Well, Pree died a year and a week before Bird.
And it changed our relationship, because at the funeral I wouldn’t leave the grave, you know? I just wanted to go in there with her. And Bird took my arm and I said: “No”.
So, I kind of withdrew from Bird in a way.
Chorus: Help me quench the Fire of my Anguish hidden deep inside and let me gently creep to silent Sleep.

Chan: Charlie’s Tavern was a musician’s hangout, everybody went there. And after Bird died, a pigeon flew in and stayed there a week.
It wouldn’t leave.
Which, of course, freaked all the musicians out. A lot of people thought it was Bird.
Chorus: Come fill the Cup and in the Fire of Spring
Chan: Bird is a friendly ghost.

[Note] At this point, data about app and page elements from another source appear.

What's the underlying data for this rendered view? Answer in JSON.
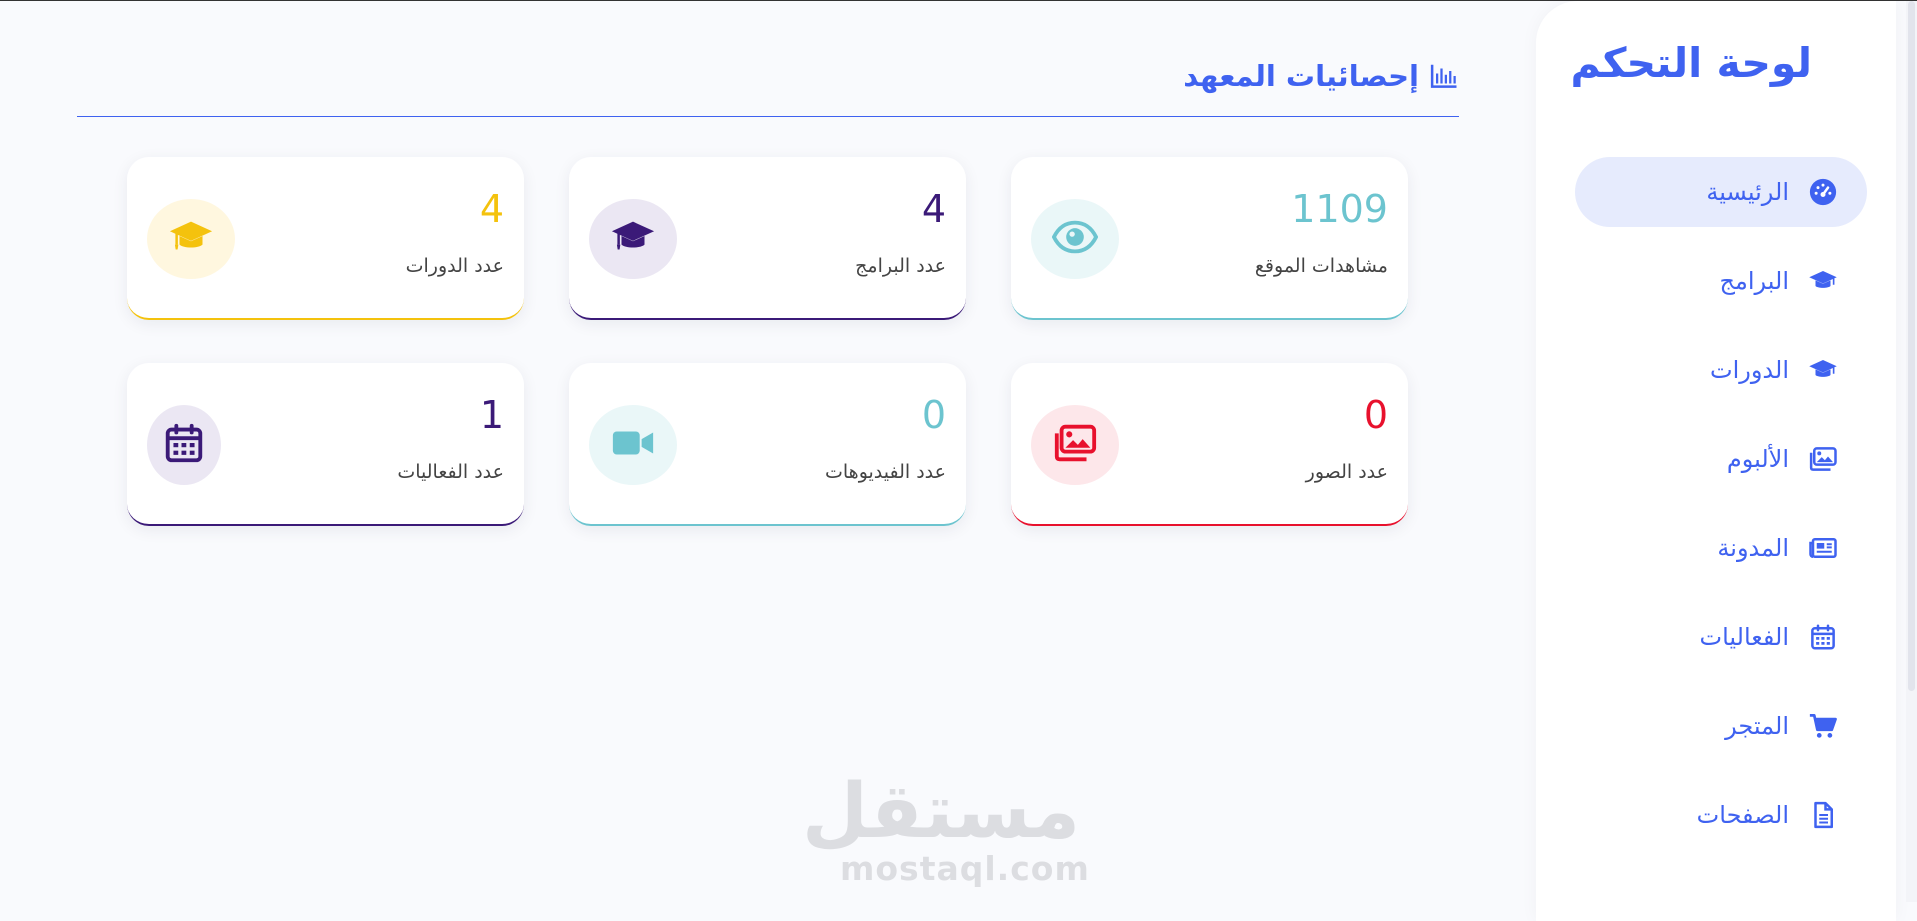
{
  "sidebar": {
    "title": "لوحة التحكم",
    "items": [
      {
        "label": "الرئيسية",
        "icon": "dashboard-icon",
        "active": true
      },
      {
        "label": "البرامج",
        "icon": "graduation-cap-icon"
      },
      {
        "label": "الدورات",
        "icon": "graduation-cap-icon"
      },
      {
        "label": "الألبوم",
        "icon": "images-icon"
      },
      {
        "label": "المدونة",
        "icon": "newspaper-icon"
      },
      {
        "label": "الفعاليات",
        "icon": "calendar-icon"
      },
      {
        "label": "المتجر",
        "icon": "cart-icon"
      },
      {
        "label": "الصفحات",
        "icon": "file-icon"
      }
    ]
  },
  "main": {
    "section_title": "إحصائيات المعهد",
    "section_icon": "bar-chart-icon",
    "cards": [
      {
        "value": "1109",
        "label": "مشاهدات الموقع",
        "icon": "eye-icon",
        "color": "#6cc4cf",
        "badge_bg": "#eaf7f8"
      },
      {
        "value": "4",
        "label": "عدد البرامج",
        "icon": "graduation-cap-icon",
        "color": "#3b1a78",
        "badge_bg": "#ebe7f3"
      },
      {
        "value": "4",
        "label": "عدد الدورات",
        "icon": "graduation-cap-icon",
        "color": "#f4c20d",
        "badge_bg": "#fff7df"
      },
      {
        "value": "0",
        "label": "عدد الصور",
        "icon": "images-icon",
        "color": "#e8112d",
        "badge_bg": "#fde7ea"
      },
      {
        "value": "0",
        "label": "عدد الفيديوهات",
        "icon": "video-icon",
        "color": "#6cc4cf",
        "badge_bg": "#eaf7f8"
      },
      {
        "value": "1",
        "label": "عدد الفعاليات",
        "icon": "calendar-icon",
        "color": "#3b1a78",
        "badge_bg": "#ebe7f3"
      }
    ]
  },
  "watermark": {
    "arabic": "مستقل",
    "latin": "mostaql.com"
  },
  "colors": {
    "accent": "#3f62f0",
    "active_bg": "#e6ebfd"
  }
}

If I need something, I say: “OK, Bird, what are we going to do
now?” And it happens. Truly does!
Chorus: Your Winter Garment of Repentance fling:
The Bird of Time has but a little Way
To flutter – and the Bird is on the Wing.

Chan: I wonder who is to blame for the death of Bird. Certainly Bird himself, and me. But I also accuse the critics who didn’t understand his music and the public that rejected it. I accuse the club owners, the record executives and the agents, bookers and managers who had exploited him. And…I accuse all the unfeeling doctors and all the cab drivers who wouldn’t pick him up, because he was black!

Chan Parker (1925-1999)
Omar Khayyam (1048-1131) translation: Edward FitzGerald (1809-1883)

Excerpts from ’to Bird with Love…Chan Parker’ (CODA Magazine issue 181, Dec.1981: p.4-7.Print) appear courtesy of CODA Magazine
Excerpts from ‘My Life in E-flat’ appear courtesy of University of South Carolina Press
Many thanks to Kim Parker and Garth Woods for their permission to use their mother’s words

Ann Stookey Fund · Jacques Bank “The Jazzman, His Wife and the Persian Poet”